November 12, 2013
The historic YE Smith school building in East Durham was not much to look at when Self-Help first acquired it. Having served as the area’s main public school until 1967, when it was replaced by the current YE Smith elementary school, it subsequently housed services for students with disabilities.
It sat vacant for several years, after a proposed apartment project failed to come to fruition. By the time of Self-Help's purchase, it was in need of complete repair.
That repair, however, has been dramatic.
The newly rennovated building, which will now house the relocated Maureen Joy Charter School, has been heralded as a major development for East Durham which, like many inner city areas, suffers from social exclusion, poverty and a lack of investment.
Just as importantly, the project represents the cutting edge of sustainable building renovation. Notable green features include:
- 75% of walls, floors and ceilings maintained
- 50% interior, non-structural materials salvaged
- 83% of construction materials recycled
- 22.5% more airtight air barrier than standard
- Reflective roofing tiles
- Individual room temperature controls
- Rainwater harvesting cisterns
The result, says Self-Help, is healthier, more comfortable buildings; fewer greenhouse gas emissions; and a 30% reduction in energy bills - the equivalent of over $31,000 a year.
Each of these green features, of course, also represents a learning opportunity for students. And it's in learning and community buiding that a project like this really comes into its own.
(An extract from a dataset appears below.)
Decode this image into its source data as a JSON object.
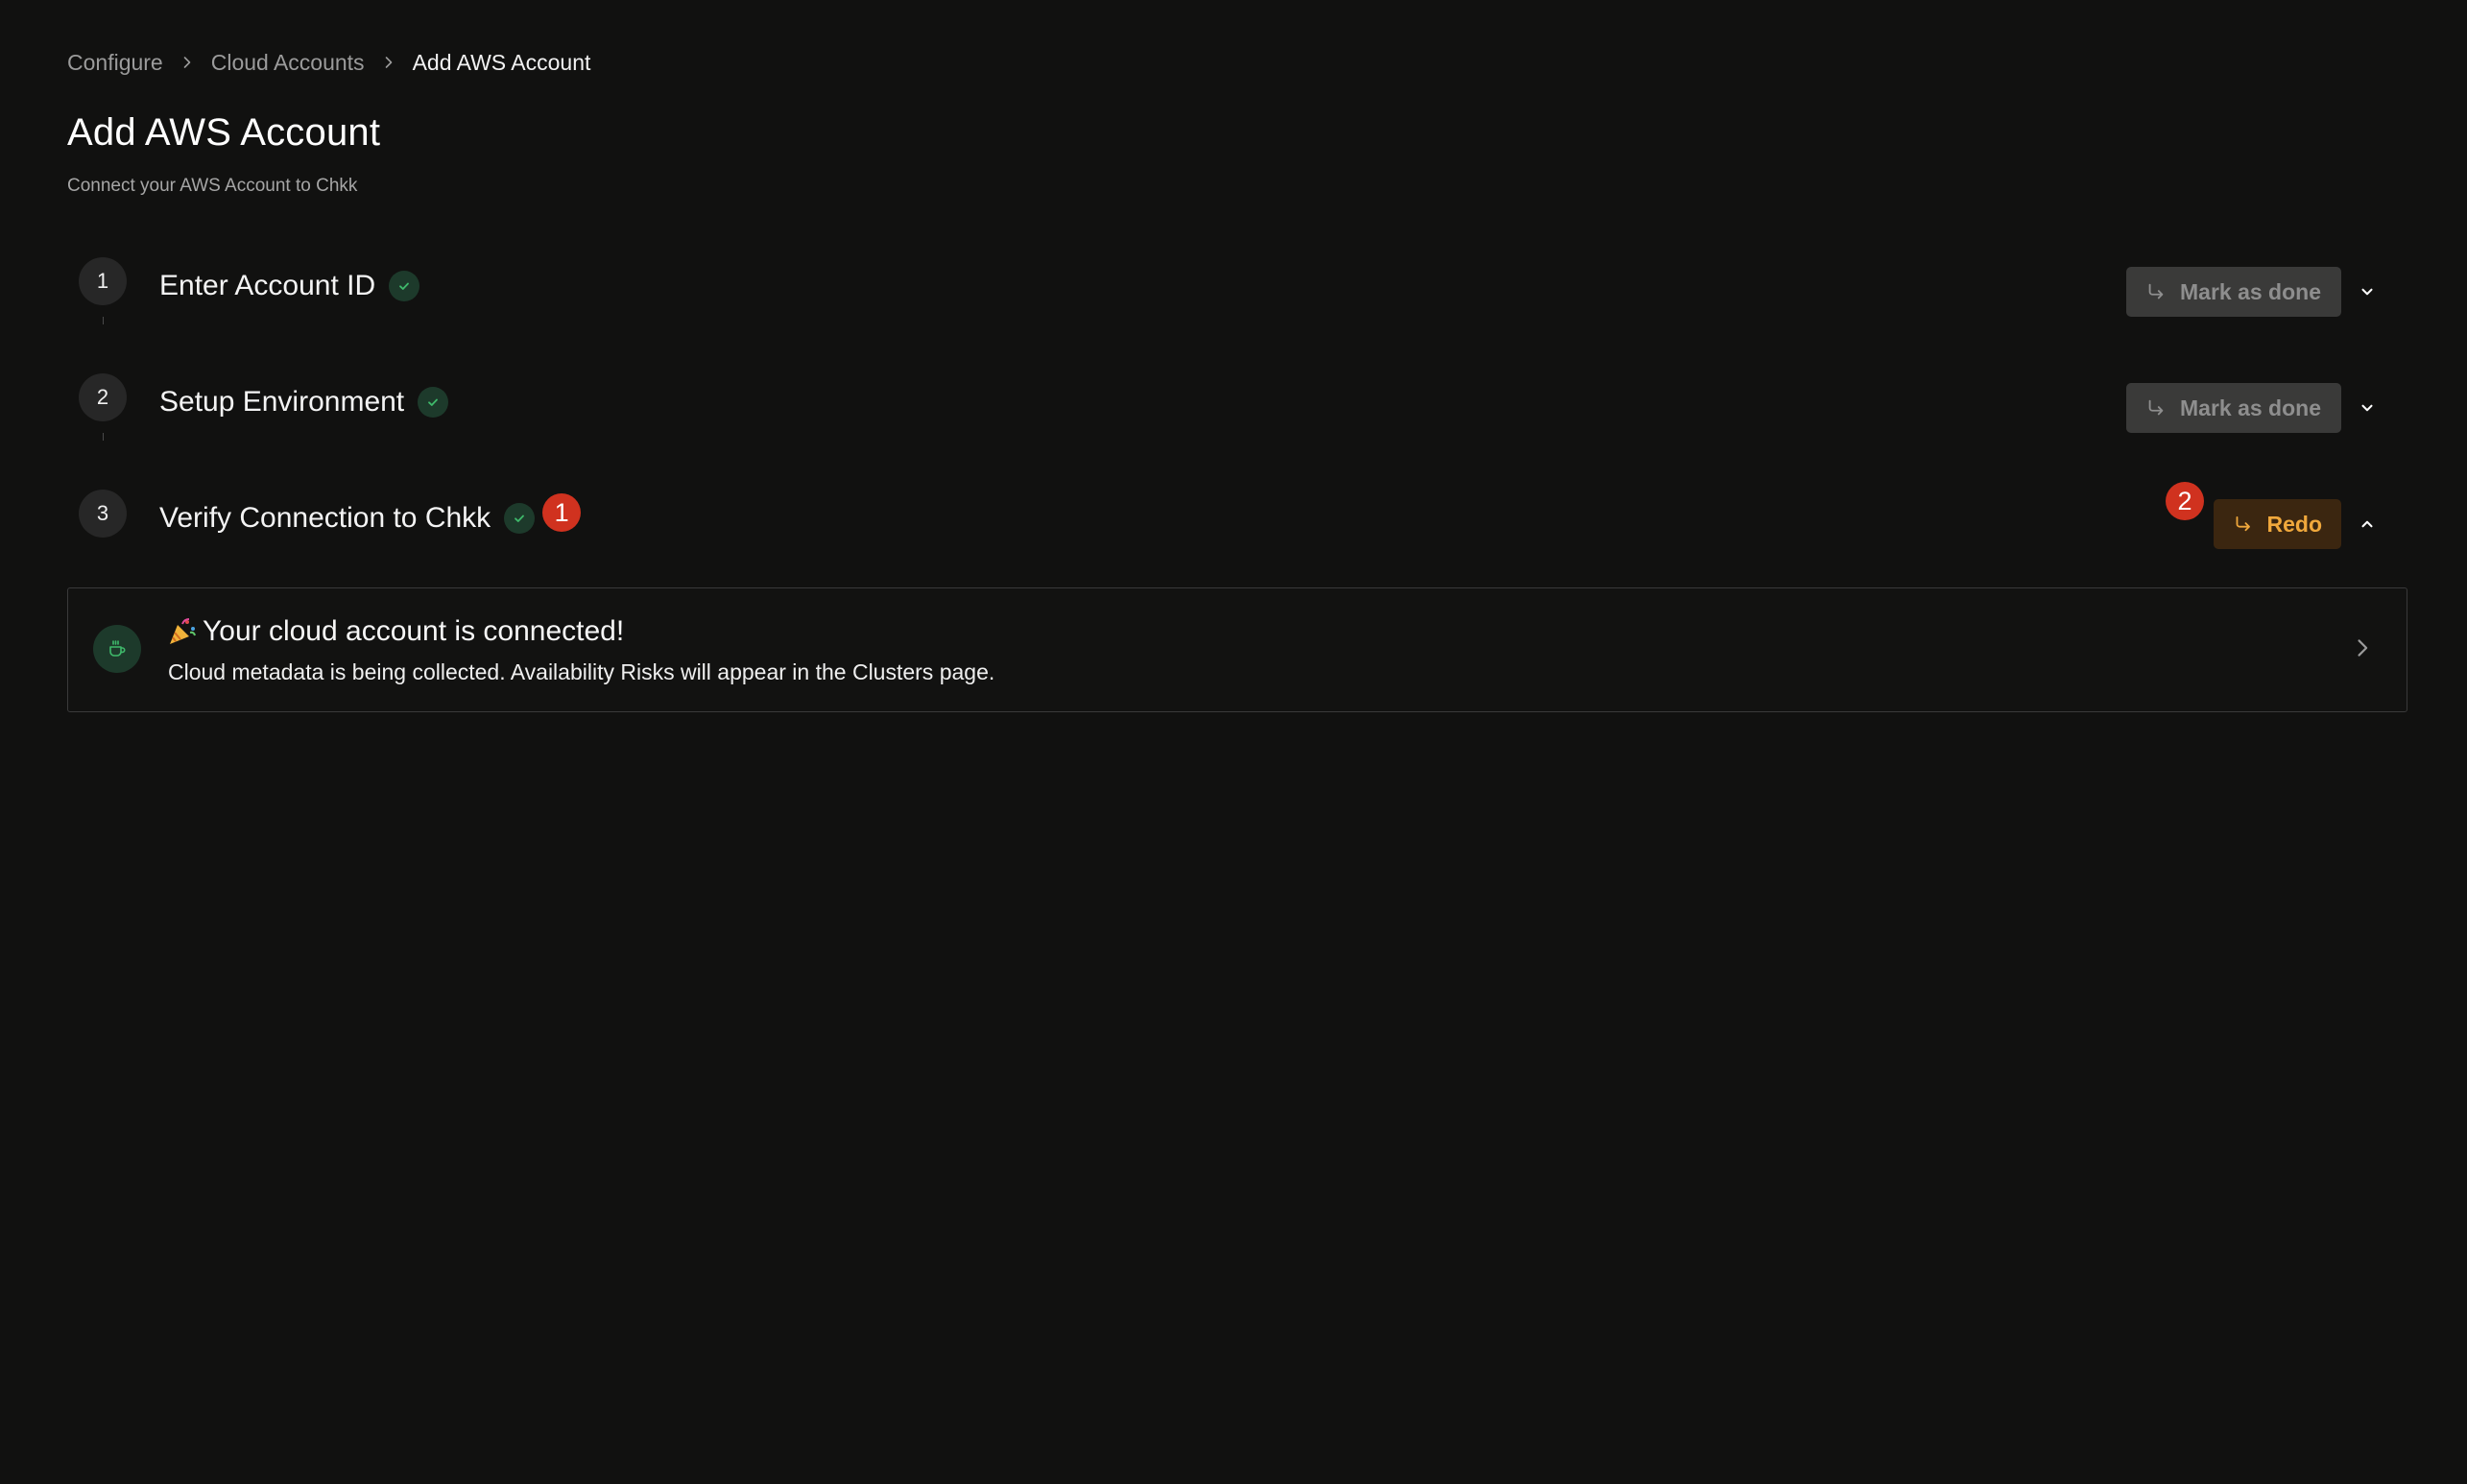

Here's how Bill Bell described the significance of the project to The Herald Sun:
“The city has really made an investment in our inner city communities, particularly in East Central Durham,” Bell said. “We know that to have a strong city you have to have strong communities. Now when I come to East Central Durham, I no longer think of it being depressing. It’s rising. It’s really about people and a way of life.”